EXERCISE AIM: Give back every record exactly, with its pictures left out.

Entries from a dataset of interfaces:
_ _ _
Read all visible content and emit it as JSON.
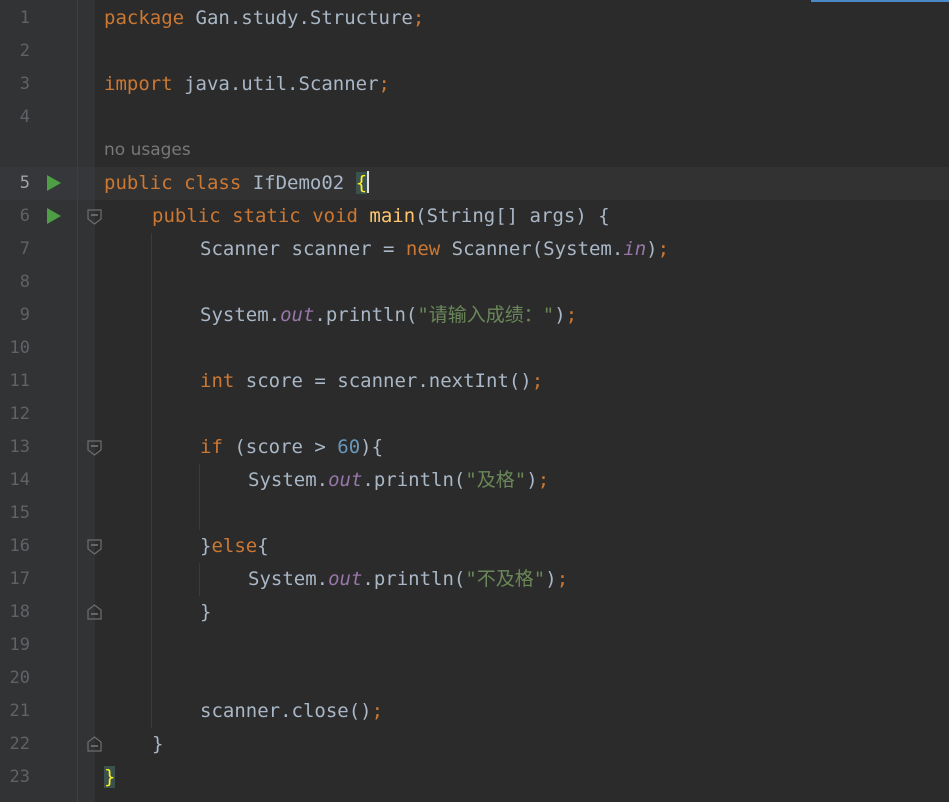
{
  "editor": {
    "language": "java",
    "caret_line": 5,
    "hint_text": "no usages",
    "colors": {
      "background": "#2b2b2b",
      "keyword": "#cc7832",
      "function": "#ffc66d",
      "string": "#6a8759",
      "number": "#6897bb",
      "field": "#9876aa",
      "text": "#a9b7c6",
      "run_icon": "#4d9e45"
    }
  },
  "gutter": {
    "line_numbers": [
      "1",
      "2",
      "3",
      "4",
      "5",
      "6",
      "7",
      "8",
      "9",
      "10",
      "11",
      "12",
      "13",
      "14",
      "15",
      "16",
      "17",
      "18",
      "19",
      "20",
      "21",
      "22",
      "23"
    ],
    "run_icons": [
      "run-class-icon",
      "run-main-icon"
    ]
  },
  "code": {
    "l1": {
      "kw": "package",
      "rest": " Gan.study.Structure",
      "semi": ";"
    },
    "l3": {
      "kw": "import",
      "rest": " java.util.Scanner",
      "semi": ";"
    },
    "l5": {
      "kw1": "public",
      "kw2": "class",
      "name": " IfDemo02 ",
      "brace": "{"
    },
    "l6": {
      "kw1": "public",
      "kw2": "static",
      "kw3": "void",
      "fn": "main",
      "rest": "(String[] args) {"
    },
    "l7": {
      "a": "Scanner scanner = ",
      "kw": "new",
      "b": " Scanner(System.",
      "fld": "in",
      "c": ")",
      "semi": ";"
    },
    "l9": {
      "a": "System.",
      "fld": "out",
      "b": ".println(",
      "str": "\"请输入成绩：\"",
      "c": ")",
      "semi": ";"
    },
    "l11": {
      "kw": "int",
      "a": " score = scanner.nextInt()",
      "semi": ";"
    },
    "l13": {
      "kw": "if",
      "a": " (score > ",
      "num": "60",
      "b": "){"
    },
    "l14": {
      "a": "System.",
      "fld": "out",
      "b": ".println(",
      "str": "\"及格\"",
      "c": ")",
      "semi": ";"
    },
    "l16": {
      "a": "}",
      "kw": "else",
      "b": "{"
    },
    "l17": {
      "a": "System.",
      "fld": "out",
      "b": ".println(",
      "str": "\"不及格\"",
      "c": ")",
      "semi": ";"
    },
    "l18": {
      "a": "}"
    },
    "l21": {
      "a": "scanner.close()",
      "semi": ";"
    },
    "l22": {
      "a": "}"
    },
    "l23": {
      "brace": "}"
    }
  }
}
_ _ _
EXERCISE RESULT:
Read all visible content and emit it as JSON.
{
  "editor": {
    "language": "java",
    "caret_line": 5,
    "hint_text": "no usages",
    "colors": {
      "background": "#2b2b2b",
      "keyword": "#cc7832",
      "function": "#ffc66d",
      "string": "#6a8759",
      "number": "#6897bb",
      "field": "#9876aa",
      "text": "#a9b7c6",
      "run_icon": "#4d9e45"
    }
  },
  "gutter": {
    "line_numbers": [
      "1",
      "2",
      "3",
      "4",
      "5",
      "6",
      "7",
      "8",
      "9",
      "10",
      "11",
      "12",
      "13",
      "14",
      "15",
      "16",
      "17",
      "18",
      "19",
      "20",
      "21",
      "22",
      "23"
    ],
    "run_icons": [
      "run-class-icon",
      "run-main-icon"
    ]
  },
  "code": {
    "l1": {
      "kw": "package",
      "rest": " Gan.study.Structure",
      "semi": ";"
    },
    "l3": {
      "kw": "import",
      "rest": " java.util.Scanner",
      "semi": ";"
    },
    "l5": {
      "kw1": "public",
      "kw2": "class",
      "name": " IfDemo02 ",
      "brace": "{"
    },
    "l6": {
      "kw1": "public",
      "kw2": "static",
      "kw3": "void",
      "fn": "main",
      "rest": "(String[] args) {"
    },
    "l7": {
      "a": "Scanner scanner = ",
      "kw": "new",
      "b": " Scanner(System.",
      "fld": "in",
      "c": ")",
      "semi": ";"
    },
    "l9": {
      "a": "System.",
      "fld": "out",
      "b": ".println(",
      "str": "\"请输入成绩：\"",
      "c": ")",
      "semi": ";"
    },
    "l11": {
      "kw": "int",
      "a": " score = scanner.nextInt()",
      "semi": ";"
    },
    "l13": {
      "kw": "if",
      "a": " (score > ",
      "num": "60",
      "b": "){"
    },
    "l14": {
      "a": "System.",
      "fld": "out",
      "b": ".println(",
      "str": "\"及格\"",
      "c": ")",
      "semi": ";"
    },
    "l16": {
      "a": "}",
      "kw": "else",
      "b": "{"
    },
    "l17": {
      "a": "System.",
      "fld": "out",
      "b": ".println(",
      "str": "\"不及格\"",
      "c": ")",
      "semi": ";"
    },
    "l18": {
      "a": "}"
    },
    "l21": {
      "a": "scanner.close()",
      "semi": ";"
    },
    "l22": {
      "a": "}"
    },
    "l23": {
      "brace": "}"
    }
  }
}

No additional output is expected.